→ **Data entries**
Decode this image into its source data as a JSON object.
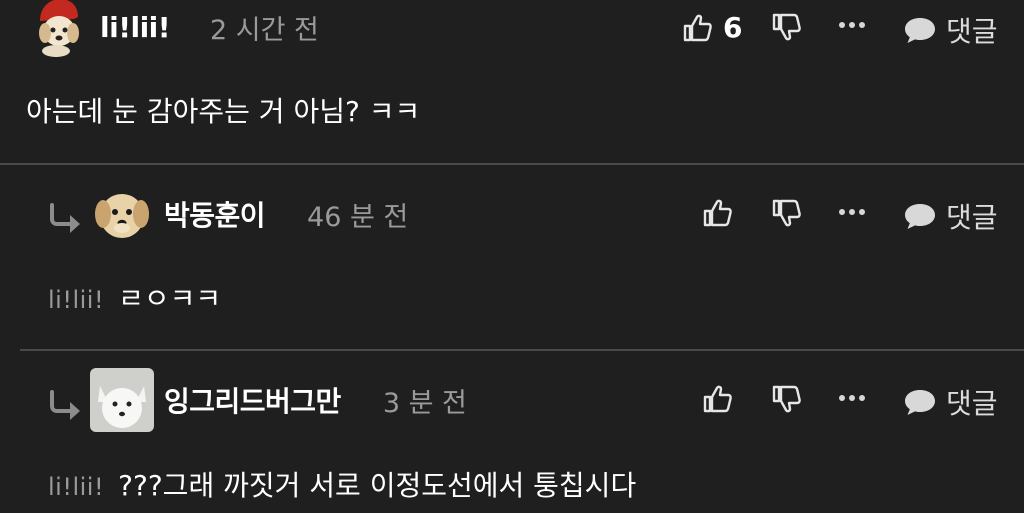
{
  "comments": [
    {
      "username": "li!lii!",
      "time": "2 시간 전",
      "text": "아는데 눈 감아주는 거 아님? ㅋㅋ",
      "likes": "6",
      "reply_label": "댓글"
    },
    {
      "username": "박동훈이",
      "time": "46 분 전",
      "mention": "li!lii!",
      "text": "ㄹㅇㅋㅋ",
      "reply_label": "댓글"
    },
    {
      "username": "잉그리드버그만",
      "time": "3 분 전",
      "mention": "li!lii!",
      "text": "???그래 까짓거 서로 이정도선에서 퉁칩시다",
      "reply_label": "댓글"
    }
  ],
  "icons": {
    "like": "thumbs-up-icon",
    "dislike": "thumbs-down-icon",
    "more": "more-dots-icon",
    "reply": "speech-bubble-icon",
    "reply_arrow": "reply-arrow-icon"
  },
  "colors": {
    "background": "#1f1f1f",
    "text": "#ffffff",
    "muted": "#9a9a9a",
    "divider": "#4a4a4a"
  }
}
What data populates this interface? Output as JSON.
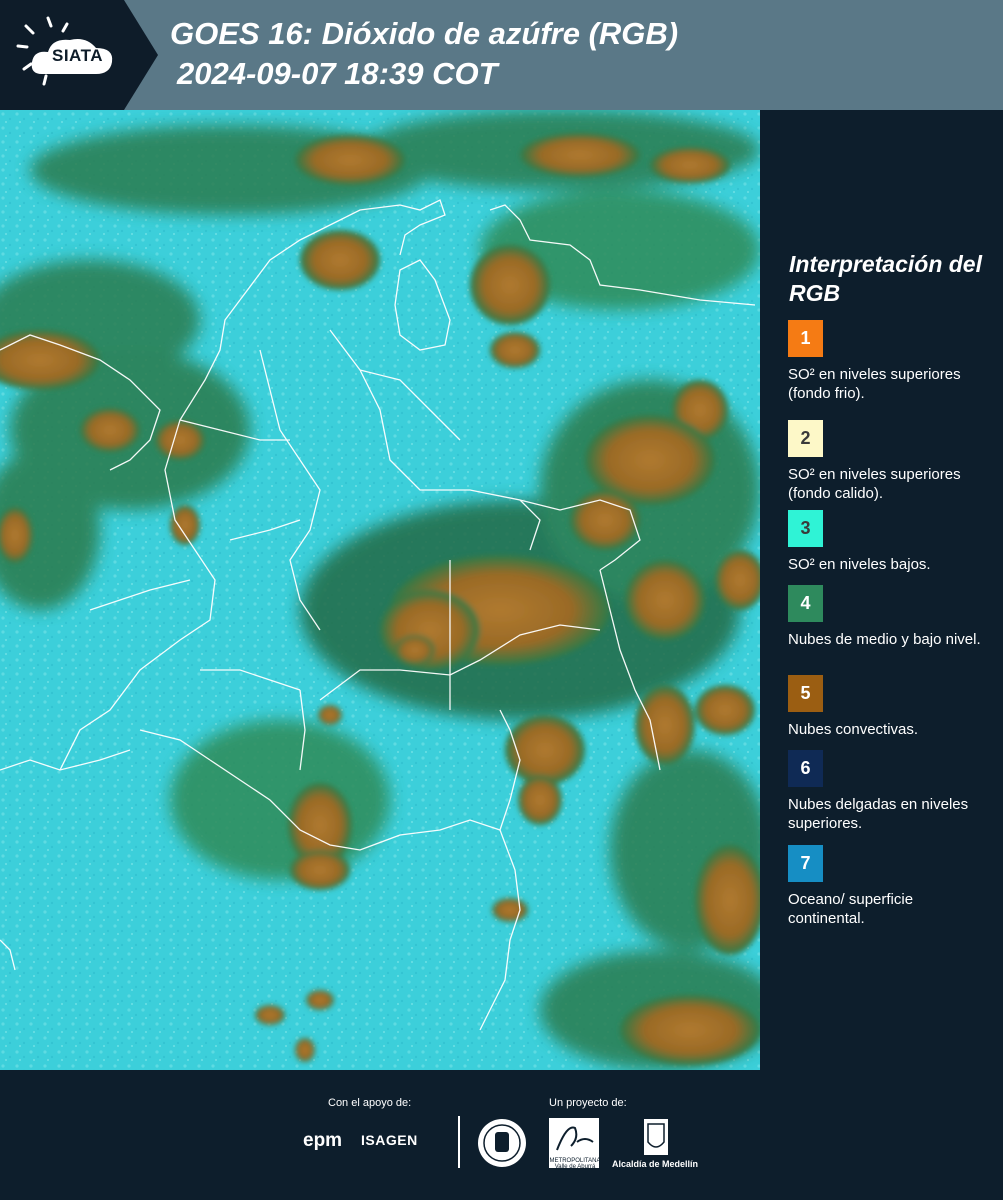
{
  "header": {
    "logo_text": "SIATA",
    "title_line1": "GOES 16: Dióxido de azúfre (RGB)",
    "title_line2": "2024-09-07 18:39 COT"
  },
  "legend": {
    "title": "Interpretación del RGB",
    "items": [
      {
        "number": "1",
        "color": "#f57b14",
        "text_color": "#ffffff",
        "label": "SO² en niveles superiores (fondo frio)."
      },
      {
        "number": "2",
        "color": "#fdf8c8",
        "text_color": "#3a3a3a",
        "label": "SO² en niveles superiores (fondo calido)."
      },
      {
        "number": "3",
        "color": "#2ff3d6",
        "text_color": "#3a3a3a",
        "label": "SO² en niveles bajos."
      },
      {
        "number": "4",
        "color": "#2e8a5d",
        "text_color": "#ffffff",
        "label": "Nubes de medio y bajo nivel."
      },
      {
        "number": "5",
        "color": "#9b5e12",
        "text_color": "#ffffff",
        "label": "Nubes convectivas."
      },
      {
        "number": "6",
        "color": "#0f2a55",
        "text_color": "#ffffff",
        "label": "Nubes delgadas en niveles superiores."
      },
      {
        "number": "7",
        "color": "#168ec4",
        "text_color": "#ffffff",
        "label": "Oceano/ superficie continental."
      }
    ]
  },
  "footer": {
    "support_label": "Con el apoyo de:",
    "project_label": "Un proyecto de:",
    "sponsors": [
      "epm",
      "ISAGEN"
    ],
    "alcaldia": "Alcaldía de Medellín",
    "area_name": "METROPOLITANA Valle de Aburrá"
  },
  "colors": {
    "header_bg": "#5a7887",
    "panel_bg": "#0d1e2c",
    "map_cyan": "#3bd3dc",
    "map_cloud": "#a7712a",
    "map_green": "#2e8a5d"
  }
}
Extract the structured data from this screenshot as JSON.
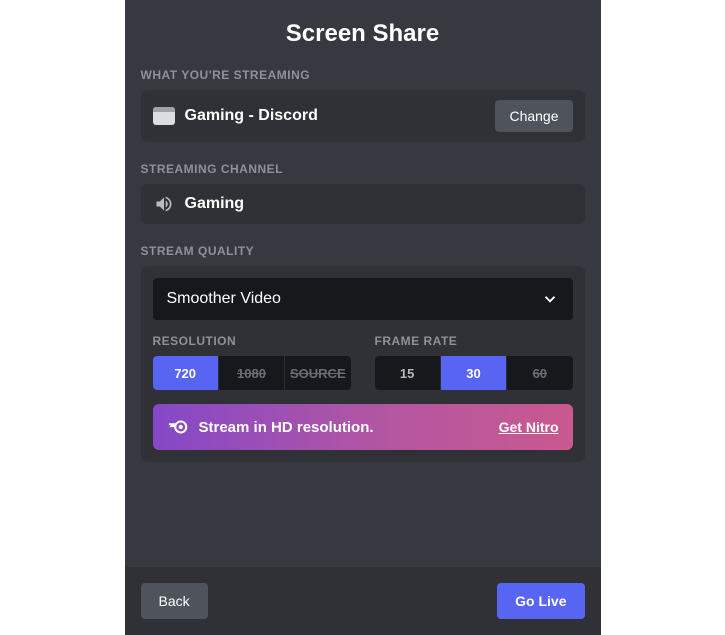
{
  "title": "Screen Share",
  "streaming": {
    "section_label": "WHAT YOU'RE STREAMING",
    "app_name": "Gaming - Discord",
    "change_label": "Change"
  },
  "channel": {
    "section_label": "STREAMING CHANNEL",
    "name": "Gaming"
  },
  "quality": {
    "section_label": "STREAM QUALITY",
    "preset_selected": "Smoother Video",
    "resolution": {
      "label": "RESOLUTION",
      "options": [
        {
          "label": "720",
          "active": true,
          "locked": false
        },
        {
          "label": "1080",
          "active": false,
          "locked": true
        },
        {
          "label": "SOURCE",
          "active": false,
          "locked": true
        }
      ]
    },
    "framerate": {
      "label": "FRAME RATE",
      "options": [
        {
          "label": "15",
          "active": false,
          "locked": false
        },
        {
          "label": "30",
          "active": true,
          "locked": false
        },
        {
          "label": "60",
          "active": false,
          "locked": true
        }
      ]
    }
  },
  "nitro": {
    "message": "Stream in HD resolution.",
    "cta": "Get Nitro"
  },
  "footer": {
    "back": "Back",
    "go_live": "Go Live"
  },
  "colors": {
    "accent": "#5865f2",
    "bg": "#36393f",
    "panel": "#2f3136"
  }
}
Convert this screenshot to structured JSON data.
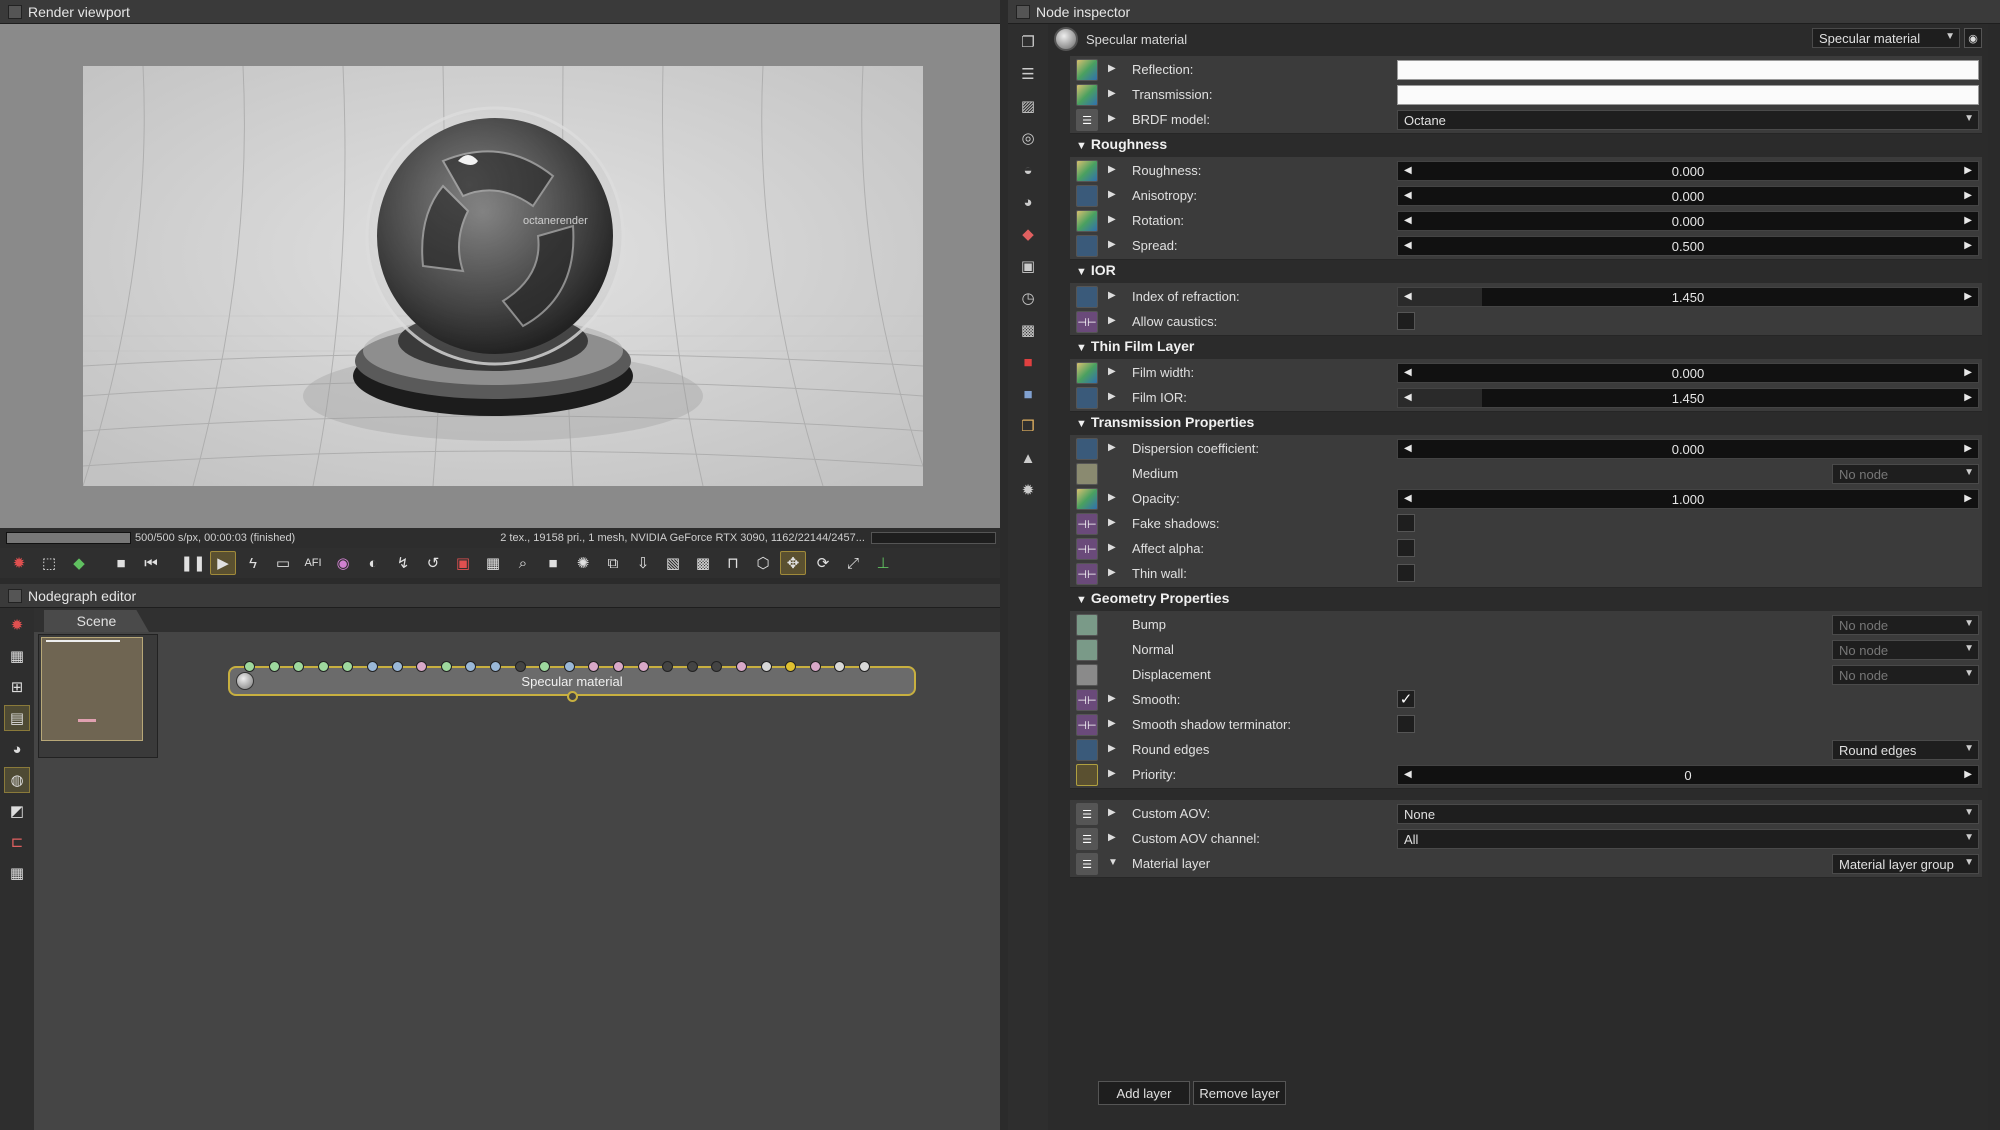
{
  "viewport": {
    "title": "Render viewport",
    "status_left": "500/500 s/px, 00:00:03 (finished)",
    "status_right": "2 tex., 19158 pri., 1 mesh, NVIDIA GeForce RTX 3090, 1162/22144/2457...",
    "render_logo": "octanerender"
  },
  "nodegraph": {
    "title": "Nodegraph editor",
    "tab_label": "Scene",
    "node_label": "Specular material",
    "pin_colors": [
      "#9ed89e",
      "#9ed89e",
      "#9ed89e",
      "#9ed89e",
      "#9ed89e",
      "#9ab8d8",
      "#9ab8d8",
      "#d8a8c8",
      "#9ed89e",
      "#9ab8d8",
      "#9ab8d8",
      "#444444",
      "#9ed89e",
      "#9ab8d8",
      "#d8a8c8",
      "#d8a8c8",
      "#d8a8c8",
      "#444444",
      "#444444",
      "#444444",
      "#d8a8c8",
      "#d8d8d8",
      "#e0c030",
      "#d8a8c8",
      "#d8d8d8",
      "#d8d8d8"
    ]
  },
  "inspector": {
    "title": "Node inspector",
    "node_name": "Specular material",
    "node_type": "Specular material",
    "add_layer": "Add layer",
    "remove_layer": "Remove layer",
    "rows": [
      {
        "label": "Reflection:",
        "type": "color",
        "value": ""
      },
      {
        "label": "Transmission:",
        "type": "color",
        "value": ""
      },
      {
        "label": "BRDF model:",
        "type": "enum",
        "value": "Octane"
      },
      {
        "section": "Roughness"
      },
      {
        "label": "Roughness:",
        "type": "float",
        "value": "0.000",
        "fill": 0
      },
      {
        "label": "Anisotropy:",
        "type": "float",
        "value": "0.000",
        "fill": 0
      },
      {
        "label": "Rotation:",
        "type": "float",
        "value": "0.000",
        "fill": 0
      },
      {
        "label": "Spread:",
        "type": "float",
        "value": "0.500",
        "fill": 0
      },
      {
        "section": "IOR"
      },
      {
        "label": "Index of refraction:",
        "type": "float",
        "value": "1.450",
        "fill": 0.145
      },
      {
        "label": "Allow caustics:",
        "type": "bool",
        "value": false
      },
      {
        "section": "Thin Film Layer"
      },
      {
        "label": "Film width:",
        "type": "float",
        "value": "0.000",
        "fill": 0
      },
      {
        "label": "Film IOR:",
        "type": "float",
        "value": "1.450",
        "fill": 0.145
      },
      {
        "section": "Transmission Properties"
      },
      {
        "label": "Dispersion coefficient:",
        "type": "float",
        "value": "0.000",
        "fill": 0
      },
      {
        "label": "Medium",
        "type": "link",
        "value": "No node"
      },
      {
        "label": "Opacity:",
        "type": "float",
        "value": "1.000",
        "fill": 0
      },
      {
        "label": "Fake shadows:",
        "type": "bool",
        "value": false
      },
      {
        "label": "Affect alpha:",
        "type": "bool",
        "value": false
      },
      {
        "label": "Thin wall:",
        "type": "bool",
        "value": false
      },
      {
        "section": "Geometry Properties"
      },
      {
        "label": "Bump",
        "type": "link",
        "value": "No node"
      },
      {
        "label": "Normal",
        "type": "link",
        "value": "No node"
      },
      {
        "label": "Displacement",
        "type": "link",
        "value": "No node"
      },
      {
        "label": "Smooth:",
        "type": "bool",
        "value": true
      },
      {
        "label": "Smooth shadow terminator:",
        "type": "bool",
        "value": false
      },
      {
        "label": "Round edges",
        "type": "link2",
        "value": "Round edges"
      },
      {
        "label": "Priority:",
        "type": "int",
        "value": "0",
        "fill": 0
      },
      {
        "gap": true
      },
      {
        "label": "Custom AOV:",
        "type": "enum",
        "value": "None"
      },
      {
        "label": "Custom AOV channel:",
        "type": "enum",
        "value": "All"
      },
      {
        "label": "Material layer",
        "type": "link2",
        "value": "Material layer group"
      }
    ]
  }
}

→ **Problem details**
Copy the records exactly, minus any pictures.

→ **Finished exercise**
Decode this image into its source data as a JSON object.
{
  "comments": [
    {
      "username": "li!lii!",
      "time": "2 시간 전",
      "text": "아는데 눈 감아주는 거 아님? ㅋㅋ",
      "likes": "6",
      "reply_label": "댓글"
    },
    {
      "username": "박동훈이",
      "time": "46 분 전",
      "mention": "li!lii!",
      "text": "ㄹㅇㅋㅋ",
      "reply_label": "댓글"
    },
    {
      "username": "잉그리드버그만",
      "time": "3 분 전",
      "mention": "li!lii!",
      "text": "???그래 까짓거 서로 이정도선에서 퉁칩시다",
      "reply_label": "댓글"
    }
  ],
  "icons": {
    "like": "thumbs-up-icon",
    "dislike": "thumbs-down-icon",
    "more": "more-dots-icon",
    "reply": "speech-bubble-icon",
    "reply_arrow": "reply-arrow-icon"
  },
  "colors": {
    "background": "#1f1f1f",
    "text": "#ffffff",
    "muted": "#9a9a9a",
    "divider": "#4a4a4a"
  }
}
What data populates this interface? Output as JSON.
{
  "header": {
    "logo_text": "SIATA",
    "title_line1": "GOES 16: Dióxido de azúfre (RGB)",
    "title_line2": "2024-09-07 18:39 COT"
  },
  "legend": {
    "title": "Interpretación del RGB",
    "items": [
      {
        "number": "1",
        "color": "#f57b14",
        "text_color": "#ffffff",
        "label": "SO² en niveles superiores (fondo frio)."
      },
      {
        "number": "2",
        "color": "#fdf8c8",
        "text_color": "#3a3a3a",
        "label": "SO² en niveles superiores (fondo calido)."
      },
      {
        "number": "3",
        "color": "#2ff3d6",
        "text_color": "#3a3a3a",
        "label": "SO² en niveles bajos."
      },
      {
        "number": "4",
        "color": "#2e8a5d",
        "text_color": "#ffffff",
        "label": "Nubes de medio y bajo nivel."
      },
      {
        "number": "5",
        "color": "#9b5e12",
        "text_color": "#ffffff",
        "label": "Nubes convectivas."
      },
      {
        "number": "6",
        "color": "#0f2a55",
        "text_color": "#ffffff",
        "label": "Nubes delgadas en niveles superiores."
      },
      {
        "number": "7",
        "color": "#168ec4",
        "text_color": "#ffffff",
        "label": "Oceano/ superficie continental."
      }
    ]
  },
  "footer": {
    "support_label": "Con el apoyo de:",
    "project_label": "Un proyecto de:",
    "sponsors": [
      "epm",
      "ISAGEN"
    ],
    "alcaldia": "Alcaldía de Medellín",
    "area_name": "METROPOLITANA Valle de Aburrá"
  },
  "colors": {
    "header_bg": "#5a7887",
    "panel_bg": "#0d1e2c",
    "map_cyan": "#3bd3dc",
    "map_cloud": "#a7712a",
    "map_green": "#2e8a5d"
  }
}
Extract the structured data from this screenshot as JSON.
{
  "title": "Screen Share",
  "streaming": {
    "section_label": "WHAT YOU'RE STREAMING",
    "app_name": "Gaming - Discord",
    "change_label": "Change"
  },
  "channel": {
    "section_label": "STREAMING CHANNEL",
    "name": "Gaming"
  },
  "quality": {
    "section_label": "STREAM QUALITY",
    "preset_selected": "Smoother Video",
    "resolution": {
      "label": "RESOLUTION",
      "options": [
        {
          "label": "720",
          "active": true,
          "locked": false
        },
        {
          "label": "1080",
          "active": false,
          "locked": true
        },
        {
          "label": "SOURCE",
          "active": false,
          "locked": true
        }
      ]
    },
    "framerate": {
      "label": "FRAME RATE",
      "options": [
        {
          "label": "15",
          "active": false,
          "locked": false
        },
        {
          "label": "30",
          "active": true,
          "locked": false
        },
        {
          "label": "60",
          "active": false,
          "locked": true
        }
      ]
    }
  },
  "nitro": {
    "message": "Stream in HD resolution.",
    "cta": "Get Nitro"
  },
  "footer": {
    "back": "Back",
    "go_live": "Go Live"
  },
  "colors": {
    "accent": "#5865f2",
    "bg": "#36393f",
    "panel": "#2f3136"
  }
}
Convert this screenshot to structured JSON data.
{
  "viewport": {
    "title": "Render viewport",
    "status_left": "500/500 s/px, 00:00:03 (finished)",
    "status_right": "2 tex., 19158 pri., 1 mesh, NVIDIA GeForce RTX 3090, 1162/22144/2457...",
    "render_logo": "octanerender"
  },
  "nodegraph": {
    "title": "Nodegraph editor",
    "tab_label": "Scene",
    "node_label": "Specular material",
    "pin_colors": [
      "#9ed89e",
      "#9ed89e",
      "#9ed89e",
      "#9ed89e",
      "#9ed89e",
      "#9ab8d8",
      "#9ab8d8",
      "#d8a8c8",
      "#9ed89e",
      "#9ab8d8",
      "#9ab8d8",
      "#444444",
      "#9ed89e",
      "#9ab8d8",
      "#d8a8c8",
      "#d8a8c8",
      "#d8a8c8",
      "#444444",
      "#444444",
      "#444444",
      "#d8a8c8",
      "#d8d8d8",
      "#e0c030",
      "#d8a8c8",
      "#d8d8d8",
      "#d8d8d8"
    ]
  },
  "inspector": {
    "title": "Node inspector",
    "node_name": "Specular material",
    "node_type": "Specular material",
    "add_layer": "Add layer",
    "remove_layer": "Remove layer",
    "rows": [
      {
        "label": "Reflection:",
        "type": "color",
        "value": ""
      },
      {
        "label": "Transmission:",
        "type": "color",
        "value": ""
      },
      {
        "label": "BRDF model:",
        "type": "enum",
        "value": "Octane"
      },
      {
        "section": "Roughness"
      },
      {
        "label": "Roughness:",
        "type": "float",
        "value": "0.000",
        "fill": 0
      },
      {
        "label": "Anisotropy:",
        "type": "float",
        "value": "0.000",
        "fill": 0
      },
      {
        "label": "Rotation:",
        "type": "float",
        "value": "0.000",
        "fill": 0
      },
      {
        "label": "Spread:",
        "type": "float",
        "value": "0.500",
        "fill": 0
      },
      {
        "section": "IOR"
      },
      {
        "label": "Index of refraction:",
        "type": "float",
        "value": "1.450",
        "fill": 0.145
      },
      {
        "label": "Allow caustics:",
        "type": "bool",
        "value": false
      },
      {
        "section": "Thin Film Layer"
      },
      {
        "label": "Film width:",
        "type": "float",
        "value": "0.000",
        "fill": 0
      },
      {
        "label": "Film IOR:",
        "type": "float",
        "value": "1.450",
        "fill": 0.145
      },
      {
        "section": "Transmission Properties"
      },
      {
        "label": "Dispersion coefficient:",
        "type": "float",
        "value": "0.000",
        "fill": 0
      },
      {
        "label": "Medium",
        "type": "link",
        "value": "No node"
      },
      {
        "label": "Opacity:",
        "type": "float",
        "value": "1.000",
        "fill": 0
      },
      {
        "label": "Fake shadows:",
        "type": "bool",
        "value": false
      },
      {
        "label": "Affect alpha:",
        "type": "bool",
        "value": false
      },
      {
        "label": "Thin wall:",
        "type": "bool",
        "value": false
      },
      {
        "section": "Geometry Properties"
      },
      {
        "label": "Bump",
        "type": "link",
        "value": "No node"
      },
      {
        "label": "Normal",
        "type": "link",
        "value": "No node"
      },
      {
        "label": "Displacement",
        "type": "link",
        "value": "No node"
      },
      {
        "label": "Smooth:",
        "type": "bool",
        "value": true
      },
      {
        "label": "Smooth shadow terminator:",
        "type": "bool",
        "value": false
      },
      {
        "label": "Round edges",
        "type": "link2",
        "value": "Round edges"
      },
      {
        "label": "Priority:",
        "type": "int",
        "value": "0",
        "fill": 0
      },
      {
        "gap": true
      },
      {
        "label": "Custom AOV:",
        "type": "enum",
        "value": "None"
      },
      {
        "label": "Custom AOV channel:",
        "type": "enum",
        "value": "All"
      },
      {
        "label": "Material layer",
        "type": "link2",
        "value": "Material layer group"
      }
    ]
  }
}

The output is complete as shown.